  • http://lliira.dreamwidth.org/ Lliira

    The reason people keep saying this is because of your first post on the matter:

    Just to clarify: do you really mean to suggest that as a parent, I don’t have the right to make choices that might lead other children to tease my child? Or that I necessarily ought not do so, even if I have the right to?

    That wasn’t taking the kind of circumstances we were discussing into account. It was an all-or-nothing question. You’ve since said things that make me think it was not meant to be. That being the case, what were you meaning to ask? Because you seem to be growing frustrated with people answering the original question, and it feels like we’re now at that point of arguing even though we agree.

  • http://dpolicar.livejournal.com/ Dave

    My original post, which you quote, was a request to IN to clarify their meaning.

    More precisely, they seemed to me to be suggesting something I disagreed with.
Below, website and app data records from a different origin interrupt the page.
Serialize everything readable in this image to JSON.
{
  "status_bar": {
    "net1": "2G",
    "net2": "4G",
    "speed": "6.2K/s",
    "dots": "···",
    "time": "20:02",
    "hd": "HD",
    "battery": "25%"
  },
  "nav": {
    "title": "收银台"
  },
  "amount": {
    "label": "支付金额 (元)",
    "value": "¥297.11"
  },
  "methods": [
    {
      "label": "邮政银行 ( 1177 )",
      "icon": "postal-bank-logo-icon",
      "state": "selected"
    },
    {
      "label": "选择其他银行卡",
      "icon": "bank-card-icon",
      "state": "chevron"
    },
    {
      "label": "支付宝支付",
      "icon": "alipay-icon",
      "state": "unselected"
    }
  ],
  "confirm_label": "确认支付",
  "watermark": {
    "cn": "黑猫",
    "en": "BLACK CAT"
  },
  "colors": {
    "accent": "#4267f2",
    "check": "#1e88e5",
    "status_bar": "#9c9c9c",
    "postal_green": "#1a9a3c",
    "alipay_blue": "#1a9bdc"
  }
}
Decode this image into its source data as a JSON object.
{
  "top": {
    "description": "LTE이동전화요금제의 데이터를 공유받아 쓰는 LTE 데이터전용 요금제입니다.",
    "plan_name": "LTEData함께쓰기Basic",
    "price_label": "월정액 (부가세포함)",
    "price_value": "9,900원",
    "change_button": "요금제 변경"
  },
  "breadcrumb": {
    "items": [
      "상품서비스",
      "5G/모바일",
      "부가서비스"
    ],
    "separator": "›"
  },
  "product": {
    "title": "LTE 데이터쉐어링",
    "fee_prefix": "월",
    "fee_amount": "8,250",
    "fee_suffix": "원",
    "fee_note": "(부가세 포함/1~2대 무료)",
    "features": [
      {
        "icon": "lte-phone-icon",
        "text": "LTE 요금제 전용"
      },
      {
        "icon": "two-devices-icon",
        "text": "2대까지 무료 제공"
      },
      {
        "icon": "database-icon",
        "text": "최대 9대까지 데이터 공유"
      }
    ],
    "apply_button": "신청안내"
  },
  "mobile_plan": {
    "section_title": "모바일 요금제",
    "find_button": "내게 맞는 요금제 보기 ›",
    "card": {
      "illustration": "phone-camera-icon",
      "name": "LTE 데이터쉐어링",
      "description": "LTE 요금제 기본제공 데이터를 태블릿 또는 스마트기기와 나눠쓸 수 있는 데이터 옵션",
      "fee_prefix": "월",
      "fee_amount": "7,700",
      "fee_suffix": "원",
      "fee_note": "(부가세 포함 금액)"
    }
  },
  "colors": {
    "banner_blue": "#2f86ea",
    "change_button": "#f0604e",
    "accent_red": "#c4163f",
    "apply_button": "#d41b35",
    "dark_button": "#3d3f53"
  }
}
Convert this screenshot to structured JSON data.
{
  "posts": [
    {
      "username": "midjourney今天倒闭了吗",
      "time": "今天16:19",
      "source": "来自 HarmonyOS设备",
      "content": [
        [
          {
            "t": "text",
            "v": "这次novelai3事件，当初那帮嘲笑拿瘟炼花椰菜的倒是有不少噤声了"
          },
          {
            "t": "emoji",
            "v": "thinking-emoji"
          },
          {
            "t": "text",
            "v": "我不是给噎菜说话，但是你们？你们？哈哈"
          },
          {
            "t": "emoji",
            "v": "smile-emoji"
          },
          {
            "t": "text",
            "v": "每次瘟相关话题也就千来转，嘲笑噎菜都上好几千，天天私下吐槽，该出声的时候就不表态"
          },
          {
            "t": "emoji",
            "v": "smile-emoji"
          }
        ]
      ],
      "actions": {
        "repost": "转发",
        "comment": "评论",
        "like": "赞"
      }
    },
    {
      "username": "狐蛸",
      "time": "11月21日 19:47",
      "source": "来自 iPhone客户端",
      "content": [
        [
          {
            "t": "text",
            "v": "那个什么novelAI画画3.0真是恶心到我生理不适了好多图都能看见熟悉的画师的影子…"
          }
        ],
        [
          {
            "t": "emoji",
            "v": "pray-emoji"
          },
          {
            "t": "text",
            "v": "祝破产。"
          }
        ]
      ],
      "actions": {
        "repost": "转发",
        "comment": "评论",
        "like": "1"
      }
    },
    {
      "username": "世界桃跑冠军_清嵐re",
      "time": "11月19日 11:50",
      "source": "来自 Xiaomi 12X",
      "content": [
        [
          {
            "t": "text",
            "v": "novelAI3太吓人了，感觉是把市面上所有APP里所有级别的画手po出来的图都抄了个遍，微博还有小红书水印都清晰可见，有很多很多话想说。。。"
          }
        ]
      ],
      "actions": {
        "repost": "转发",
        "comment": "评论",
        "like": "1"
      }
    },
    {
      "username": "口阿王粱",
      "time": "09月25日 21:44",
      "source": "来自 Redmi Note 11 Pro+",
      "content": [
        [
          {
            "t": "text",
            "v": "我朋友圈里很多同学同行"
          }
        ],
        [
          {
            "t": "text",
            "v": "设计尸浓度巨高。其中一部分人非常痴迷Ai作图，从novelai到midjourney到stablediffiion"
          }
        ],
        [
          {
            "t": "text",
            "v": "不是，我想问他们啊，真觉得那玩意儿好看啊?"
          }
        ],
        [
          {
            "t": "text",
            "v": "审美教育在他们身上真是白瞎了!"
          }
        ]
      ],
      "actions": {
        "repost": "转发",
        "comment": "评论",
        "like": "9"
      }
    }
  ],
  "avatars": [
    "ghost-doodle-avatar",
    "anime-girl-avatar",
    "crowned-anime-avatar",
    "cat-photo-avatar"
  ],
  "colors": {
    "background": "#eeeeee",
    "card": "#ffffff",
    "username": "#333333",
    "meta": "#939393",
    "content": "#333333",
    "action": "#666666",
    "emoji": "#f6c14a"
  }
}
So I articulated the thing they seemed to me to be suggesting, and asked them if they were in fact suggesting it. I find that’s a good way to avoid misunderstandings.

    And they replied to that question, quite a while ago, which gave me the clarification I wanted, which is great.

    I accept that in the process I somehow seemed to suggest that there are  no bad reasons to subject children to social harm, and that telling me that there really honest-to-god do exist bad reasons
    to subject children to social harm was therefore intended as an answer to my original question.

    I’m hoping that sooner or later I will manage to successfully express the fact that I agree with this and don’t need to be informed of it again, so we can move on.

    As for my being frustrated: well, sure, it’s frustrating to have people repeatedly assume that basic life lessons, like “social harm hurts” and “ignoring the hurtful consequences of my actions is a bad thing” and “stupid shit isn’t worth people getting hurt over,” are not only things I’ve somehow failed to learn in my life, but furthermore are things I need to be told repeatedly even after I’ve agreed with them the first two times I’ve been informed of them.  Being treated as a remedial student is bad enough, but being treated as a remedial student who is resistant to instruction is worse.

    That said, nobody is under any obligation to treat me differently; rather, it’s my obligation to respond civilly or bow out. That doesn’t stop me from feeling frustrated by it, though.

  • ohiolibrarian

    Would it be considered ‘fiscally responsible’ to pay 2-3 TIMES as much for health care (about 16% of GDP vs. 7-8% of GDP) as all those ‘socialist’ countries that provide universal health care. Because that is what we have been doing. And Republicans do everything they can to preserve this incredibly wasteful system.

    How about all the fraud and abuse by military contractors like Haliburton? Truman won his spurs by investigating waste … during WWII. A Democratic senator investigating a Democratic administration and CORRECTING abuses. When did any Republican demand and head up an investigation like that? Not during the GWBush administration. All they did was attack anyone who criticized anything as ‘unpatriotic’.

  • Lori

    Mark Kleiman points out another dubious bit of behavior from the party of “fiscal responsibility”:

    The Republicans, having spent all of last campaign season fretting about
    how “policy uncertainty” was crippling the economic recovery, have now decided to impose a rolling series of debt-ceiling crises on the country every three months until Santa brings them the unspecified spending cuts they wanted for Christmas.

    http://www.samefacts.com/2013/01/watching-conservatives/let-me-be-sure-i-have-this-clear/?utm_source=feedburner&utm_medium=feed&utm_campaign=Feed%3A+RealityBasedCommunity+%28The+RBC%29&utm_content=Google+Reader